Quit using your inbox as a hodgepodge To-Do list and get that stuff on your actual ToDoist list.
This extension lets you “Boomerang” an email for a future time, taking it out of your inbox to be redelivered to you whenever you want.
Not ready to schedule that appointment until next week? Boomerang the reminder for Monday. Need to remember to make a dish for the potluck? Boomerang it for the day before the party.
The free version of Boomerang lets you mark 10 emails for redelivery per month (plenty for most people) but the paid version allows unlimited uses.
5. Gmail Email Templates
This is actually built into Gmail, but you’ll need to go to Settings > Advanced > Templates and enable it. It’s most helpful for people who have to send a lot of very similar responses. If you have to regularly send reports or answer a lot of similar customer service questions, Templates can save you loads of time.
With a new email open, type up the content that you want to save as a template. If you have an email signature, delete it so it doesn’t get saved as part of your canned response (that would add it to future emails twice and we don’t want that). Then, click the three dots in the lower right corner, select Templates > Save draft as template and give it a name.
Now, any time you want to use it in an email, you can visit that same menu and add it to your message.
6. Gmail’s built-in “Mute” feature
This one is HUGE for me, but most people don’t seem to know it exists.
Those conspiracy theories that your crazy uncle forwards to everyone he knows.
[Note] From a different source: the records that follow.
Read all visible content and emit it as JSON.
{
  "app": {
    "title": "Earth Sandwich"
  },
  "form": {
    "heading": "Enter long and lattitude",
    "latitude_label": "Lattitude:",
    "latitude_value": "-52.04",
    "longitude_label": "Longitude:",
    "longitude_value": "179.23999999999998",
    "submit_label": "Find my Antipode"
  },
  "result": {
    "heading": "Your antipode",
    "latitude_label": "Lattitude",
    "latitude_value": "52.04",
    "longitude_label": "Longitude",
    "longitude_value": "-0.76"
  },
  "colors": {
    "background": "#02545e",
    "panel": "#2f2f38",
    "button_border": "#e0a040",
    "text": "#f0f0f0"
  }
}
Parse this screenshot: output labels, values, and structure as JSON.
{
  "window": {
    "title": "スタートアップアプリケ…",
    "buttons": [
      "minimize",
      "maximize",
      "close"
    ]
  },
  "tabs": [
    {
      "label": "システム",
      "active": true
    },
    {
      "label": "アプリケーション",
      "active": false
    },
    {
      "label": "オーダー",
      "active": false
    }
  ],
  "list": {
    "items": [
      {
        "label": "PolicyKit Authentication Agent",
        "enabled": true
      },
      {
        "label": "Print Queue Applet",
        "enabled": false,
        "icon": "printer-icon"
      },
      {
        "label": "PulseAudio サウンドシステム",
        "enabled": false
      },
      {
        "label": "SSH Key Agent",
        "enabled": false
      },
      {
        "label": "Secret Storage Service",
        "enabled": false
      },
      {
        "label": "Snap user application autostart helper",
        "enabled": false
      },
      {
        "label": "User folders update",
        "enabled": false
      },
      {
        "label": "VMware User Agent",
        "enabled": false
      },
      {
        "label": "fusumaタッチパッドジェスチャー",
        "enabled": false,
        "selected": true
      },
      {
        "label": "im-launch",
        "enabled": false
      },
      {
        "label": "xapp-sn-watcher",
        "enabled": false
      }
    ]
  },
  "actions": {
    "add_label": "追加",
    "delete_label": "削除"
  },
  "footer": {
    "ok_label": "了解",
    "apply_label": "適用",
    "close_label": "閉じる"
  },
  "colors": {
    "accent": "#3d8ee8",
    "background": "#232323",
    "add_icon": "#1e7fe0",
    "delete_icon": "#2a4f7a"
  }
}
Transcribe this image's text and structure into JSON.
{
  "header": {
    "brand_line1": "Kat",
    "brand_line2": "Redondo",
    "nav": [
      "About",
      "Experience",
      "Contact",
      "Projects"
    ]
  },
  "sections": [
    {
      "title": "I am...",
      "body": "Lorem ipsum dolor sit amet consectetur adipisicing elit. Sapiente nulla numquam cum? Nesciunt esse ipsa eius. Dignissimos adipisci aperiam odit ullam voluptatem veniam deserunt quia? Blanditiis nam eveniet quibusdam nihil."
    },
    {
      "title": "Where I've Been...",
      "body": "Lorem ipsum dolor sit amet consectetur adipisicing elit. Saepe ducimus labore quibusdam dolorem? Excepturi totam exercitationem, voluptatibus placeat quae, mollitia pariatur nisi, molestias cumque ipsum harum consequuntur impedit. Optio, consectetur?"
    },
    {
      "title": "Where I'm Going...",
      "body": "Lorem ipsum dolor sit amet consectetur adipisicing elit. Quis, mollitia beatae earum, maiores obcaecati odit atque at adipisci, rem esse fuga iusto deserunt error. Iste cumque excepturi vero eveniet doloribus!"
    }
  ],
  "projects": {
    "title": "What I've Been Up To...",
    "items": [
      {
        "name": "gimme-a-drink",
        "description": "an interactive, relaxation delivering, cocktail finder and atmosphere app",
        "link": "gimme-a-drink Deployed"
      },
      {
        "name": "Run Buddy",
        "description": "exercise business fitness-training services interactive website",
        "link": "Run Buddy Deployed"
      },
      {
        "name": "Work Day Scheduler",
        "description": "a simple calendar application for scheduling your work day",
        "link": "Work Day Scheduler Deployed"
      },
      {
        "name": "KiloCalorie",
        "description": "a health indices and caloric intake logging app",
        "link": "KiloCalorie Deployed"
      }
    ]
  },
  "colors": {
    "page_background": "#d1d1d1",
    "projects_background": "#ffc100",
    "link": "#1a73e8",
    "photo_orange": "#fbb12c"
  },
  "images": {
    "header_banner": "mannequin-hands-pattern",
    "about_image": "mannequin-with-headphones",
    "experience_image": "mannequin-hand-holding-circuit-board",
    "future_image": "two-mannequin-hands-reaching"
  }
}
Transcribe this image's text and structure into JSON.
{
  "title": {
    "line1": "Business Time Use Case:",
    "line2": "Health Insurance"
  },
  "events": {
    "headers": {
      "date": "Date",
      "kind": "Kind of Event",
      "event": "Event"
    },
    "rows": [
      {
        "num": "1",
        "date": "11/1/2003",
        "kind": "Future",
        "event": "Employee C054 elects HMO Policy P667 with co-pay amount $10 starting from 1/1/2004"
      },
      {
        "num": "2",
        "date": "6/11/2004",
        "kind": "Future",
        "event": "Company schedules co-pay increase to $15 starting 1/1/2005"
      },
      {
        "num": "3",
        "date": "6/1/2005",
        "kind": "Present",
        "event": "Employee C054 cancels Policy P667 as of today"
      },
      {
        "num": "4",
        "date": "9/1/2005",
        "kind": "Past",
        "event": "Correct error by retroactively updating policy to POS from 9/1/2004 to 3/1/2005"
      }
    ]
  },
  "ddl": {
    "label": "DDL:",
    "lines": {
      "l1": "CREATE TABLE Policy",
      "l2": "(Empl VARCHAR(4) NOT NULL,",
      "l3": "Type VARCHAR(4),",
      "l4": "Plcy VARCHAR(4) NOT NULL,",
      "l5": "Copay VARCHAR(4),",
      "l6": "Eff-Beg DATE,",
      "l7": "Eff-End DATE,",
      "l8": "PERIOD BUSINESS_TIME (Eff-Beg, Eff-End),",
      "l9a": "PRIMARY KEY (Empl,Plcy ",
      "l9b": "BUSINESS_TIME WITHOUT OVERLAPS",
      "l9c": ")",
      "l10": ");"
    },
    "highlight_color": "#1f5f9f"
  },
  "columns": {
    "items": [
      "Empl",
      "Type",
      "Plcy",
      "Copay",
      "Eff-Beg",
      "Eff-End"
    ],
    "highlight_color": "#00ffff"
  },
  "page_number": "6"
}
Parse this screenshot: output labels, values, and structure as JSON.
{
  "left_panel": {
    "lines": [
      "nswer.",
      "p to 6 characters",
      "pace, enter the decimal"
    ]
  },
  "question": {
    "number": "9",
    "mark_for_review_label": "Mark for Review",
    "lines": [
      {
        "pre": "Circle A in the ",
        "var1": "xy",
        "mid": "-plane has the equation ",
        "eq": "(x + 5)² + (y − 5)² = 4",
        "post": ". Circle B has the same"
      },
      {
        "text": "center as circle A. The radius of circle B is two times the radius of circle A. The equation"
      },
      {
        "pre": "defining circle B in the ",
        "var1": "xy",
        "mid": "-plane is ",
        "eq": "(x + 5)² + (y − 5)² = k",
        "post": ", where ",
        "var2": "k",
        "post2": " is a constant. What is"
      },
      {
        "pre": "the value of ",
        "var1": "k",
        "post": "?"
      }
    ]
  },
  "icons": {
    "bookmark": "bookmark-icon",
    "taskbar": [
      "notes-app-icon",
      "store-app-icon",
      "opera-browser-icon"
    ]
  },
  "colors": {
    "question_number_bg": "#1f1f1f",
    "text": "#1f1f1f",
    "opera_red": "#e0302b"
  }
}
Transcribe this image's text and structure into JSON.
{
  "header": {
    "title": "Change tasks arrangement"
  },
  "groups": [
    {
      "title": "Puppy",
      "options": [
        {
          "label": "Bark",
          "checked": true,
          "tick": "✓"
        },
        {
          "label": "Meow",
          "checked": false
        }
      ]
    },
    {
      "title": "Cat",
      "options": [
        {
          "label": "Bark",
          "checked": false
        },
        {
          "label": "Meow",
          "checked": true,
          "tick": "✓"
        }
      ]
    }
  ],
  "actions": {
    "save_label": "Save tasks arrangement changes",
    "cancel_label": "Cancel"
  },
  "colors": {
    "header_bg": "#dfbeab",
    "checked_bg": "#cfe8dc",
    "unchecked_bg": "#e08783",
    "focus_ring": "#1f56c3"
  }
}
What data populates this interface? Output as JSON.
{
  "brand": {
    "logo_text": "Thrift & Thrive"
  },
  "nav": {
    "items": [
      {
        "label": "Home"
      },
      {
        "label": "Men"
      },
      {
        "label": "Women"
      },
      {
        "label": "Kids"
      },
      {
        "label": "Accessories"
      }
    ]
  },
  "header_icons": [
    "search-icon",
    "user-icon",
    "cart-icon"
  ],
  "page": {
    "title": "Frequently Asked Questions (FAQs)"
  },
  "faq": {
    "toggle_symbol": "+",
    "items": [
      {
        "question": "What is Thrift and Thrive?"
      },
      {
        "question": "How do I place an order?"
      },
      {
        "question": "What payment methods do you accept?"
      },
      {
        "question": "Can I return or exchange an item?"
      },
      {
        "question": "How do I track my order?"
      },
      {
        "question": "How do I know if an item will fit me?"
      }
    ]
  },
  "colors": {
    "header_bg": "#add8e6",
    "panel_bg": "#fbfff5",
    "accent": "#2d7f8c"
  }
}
Those work emails that someone accidentally SENT TO ALL, and now you’re stuck in a repeating hell of “I don’t understand why I’m getting this?!” replies from strangers?
Click on More > Mute.
As if by magic, you will cease to receive any further replies to this email. If you need something from those emails later, you can still find them in “All Mail”.
7. Mark as Spam and Unsubscribe
I used to recommend Unroll.me for mass-unsubscribing from newsletters and other unwanted email, until it came to light that they were selling their user’s data. Eff that nonsense.
Now, I recommend sticking with the built in functionality of Gmail. It doesn’t feel quite as sexy and satisfying as subscribing from 47 different things simultaneously in Unroll.me, but it does work just as well.
As a business owner who uses email marketing to help me make a living, I would be remiss if I didn’t point this out: Marking an email as SPAM has a very real, very negative affect on businesses. When you mark an email as spam, it means services like Gmail will see that sender as less trustworthy. If enough people mark those emails as spam, Gmail may stop delivering email from that person completely.
If you signed up for someone’s emails and you simply don’t want to get them anymore? Simply find the unsubscribe link at the bottom of the email and click it, or hit reply and ask them to stop emailing you. ONLY mark emails as spam if they are truly spam!
Are we on the same page? Cool. Onward!
This one is as simple as clicking that little exclamation point at the top of your email. Gmail will mark this email as spam, and deliver future similar emails directly to your spam folder. If the email contains an unsubscribe link as required by law, it will also give you this option.
Clicking unsubscribe here is the exact same functionality that Unroll.me provided behind the scenes and it works just as well.
Squeaky clean! What’s next? How about creating a professional email signature for your Gmail account?